Inside Bolton’s exit: Mongolia, a mustache, a tweet
WASHINGTON (AP) — John Bolton was in Mongolia.
More than 1,200 miles away, President Donald Trump orchestrated an image for the world’s front pages by becoming the first U.S. president to set foot in North Korea, shaking hands with Kim Jong Un on the north side of the demilitarized zone.
The distance was telling.
Bolton, a longtime critic of diplomacy with North Korea, had scheduled his foray to Mongolia weeks before Trump’s impromptu invitation to meet Kim. But the national security adviser’s isolation at such a high-profile moment underscored the growing disconnect between the two men.
Their repeated clashes on policy and style reached an exclamation point Tuesday when Trump ousted Bolton with a tweet.
This account of how their relationship unraveled is based on interviews with current and former administration officials and Republicans close to the White House. They spoke on condition of anonymity to discuss private deliberations.
It was a marriage that was never going to last: Trump and Bolton rarely saw eye to eye on global hotspots. The national security adviser held far more hawkish views than the “America first” president on matters like Iran, North Korea and Afghanistan.
“John Bolton is absolutely a hawk,” Trump told NBC in June. “If it was up to him, he’d take on the whole world at one time, OK? But that doesn’t matter because I want both sides.”

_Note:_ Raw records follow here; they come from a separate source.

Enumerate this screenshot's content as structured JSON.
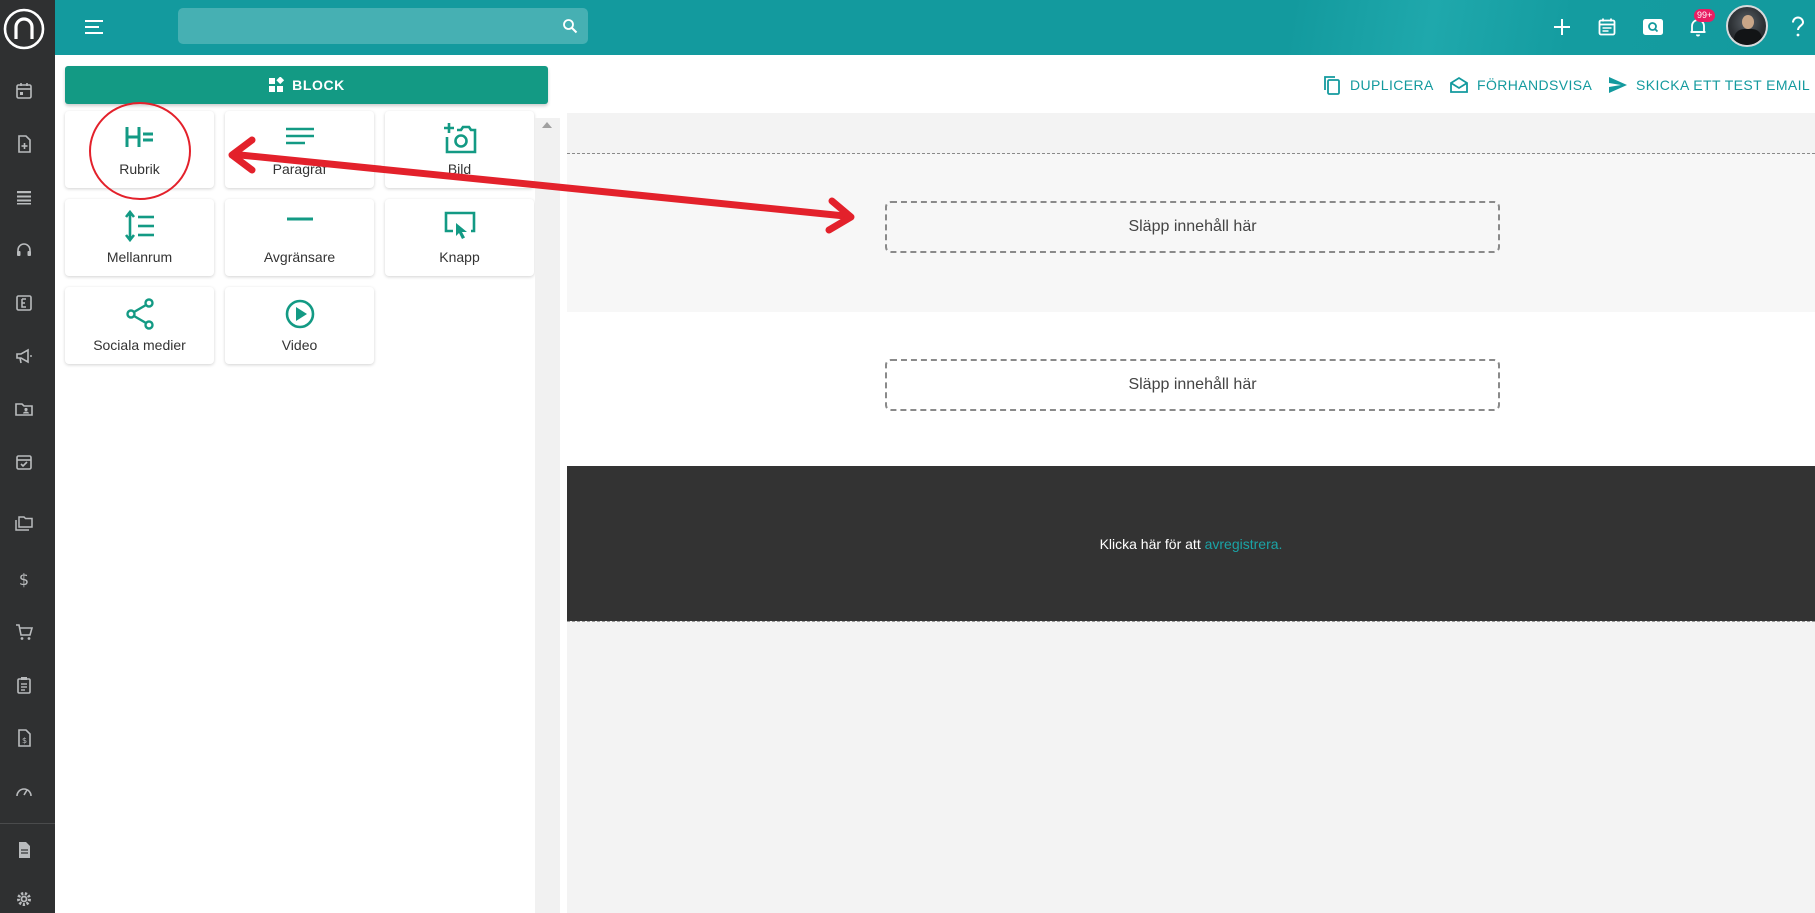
{
  "app": {
    "logo_name": "n-logo",
    "accent_color": "#139a9e",
    "button_color": "#139a84"
  },
  "sidebar": {
    "icons": [
      "calendar-icon",
      "document-add-icon",
      "list-icon",
      "headset-icon",
      "article-icon",
      "megaphone-icon",
      "folder-account-icon",
      "calendar-check-icon",
      "folders-icon",
      "dollar-icon",
      "cart-icon",
      "clipboard-icon",
      "invoice-icon",
      "gauge-icon",
      "file-icon",
      "gear-icon"
    ]
  },
  "topbar": {
    "search_placeholder": "",
    "notification_badge": "99+"
  },
  "panel": {
    "block_label": "BLOCK",
    "tiles": [
      {
        "label": "Rubrik",
        "icon": "heading-icon"
      },
      {
        "label": "Paragraf",
        "icon": "paragraph-icon"
      },
      {
        "label": "Bild",
        "icon": "add-photo-icon"
      },
      {
        "label": "Mellanrum",
        "icon": "spacing-icon"
      },
      {
        "label": "Avgränsare",
        "icon": "divider-icon"
      },
      {
        "label": "Knapp",
        "icon": "button-click-icon"
      },
      {
        "label": "Sociala medier",
        "icon": "share-icon"
      },
      {
        "label": "Video",
        "icon": "play-icon"
      }
    ]
  },
  "toolbar": {
    "duplicate_label": "DUPLICERA",
    "preview_label": "FÖRHANDSVISA",
    "test_email_label": "SKICKA ETT TEST EMAIL"
  },
  "canvas": {
    "drop_zone_1": "Släpp innehåll här",
    "drop_zone_2": "Släpp innehåll här",
    "footer_text": "Klicka här för att ",
    "footer_link": "avregistrera."
  },
  "annotation": {
    "color": "#e3212b"
  }
}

Trump does value disagreement and jockeying among his staff. But he came to believe that Bolton’s presence spooked foreign leaders. And he eventually grew weary of the national security adviser’s bureaucratic knife-fighting.
By the spring, Bolton found himself cut out of important White House meetings and the president’s perceived diplomatic triumphs, including the historic visit to North Korea.
As Trump met with Kim, Bolton was photographed shaking hands with Mongolia’s secretary of state — an image that decidedly did not lead cable news.
While Trump’s visit to Kim was a spectacle largely of his own making, Bolton’s more modest outreach to Mongolia was similarly his own grand design, meant to check Russian and Chinese influence in central Asia.
The two trips encapsulated their opposing world views.
In the hours before Bolton left Trump in Seoul to head for Ulaanbaatar, Bolton was in a meeting with the president in which Trump paid tribute to the officials with him — or at least tried to.
“And Secretary of State Pompeo is here,” Trump said. “Mike Bolton — John Bolton — is here.”
Reporters spotted Bolton glowering at the slight. It would not be the last.
The president has spent a career fixed on image, prizing striking looks and frequently boasting about family members and Cabinet officials who look like they “stepped out of central casting.”
Bolton’s bushy mustache simply didn’t fit the part.
Bolton, a former ambassador to the United Nations and then a fixture on Fox News as a national security commentator, nearly entered the 2016 presidential campaign himself to push his hard-nosed foreign policy.
His neoconservative credentials never meshed with the isolationist vibe of Trump’s campaign but, during the presidential transition, there was Bolton striding through the gilded lobby of Trump Tower to meet with the president-elect.
Bolton didn’t get a job just then.
Trump later told confidants that the hawk’s trademark mustache would never be a fit in his administration. But Trump kept an admiring eye on Bolton’s frequent cable TV appearances, during which he often defended the policies of the president even when they ran counter to what he had preached for decades.
Trump’s first national security adviser, Michael Flynn, resigned barely a month into the job and was soon charged with lying to the FBI. His second, H.R. McMaster, grated on Trump’s nerves with his long-winded, detail-oriented presentations.
Bolton became the unlikely choice to be Trump’s third, thanks largely to the strength of his television appearances.
But while TV helped Bolton get the job, it also helped him lose it.
As pressure mounted on the White House this summer amid signs of an economic slowdown and growing global discord, Trump has increasingly prioritized aides who are willing to defend him on television.
Bolton was tentatively booked to appear on a pair of Sunday talk shows in late August but backed out, saying he was not comfortable defending some of the administration’s plans. That drew the president’s ire, according to a White House official who spoke on condition of anonymity because the aide wasn’t authorized to discuss private conversations.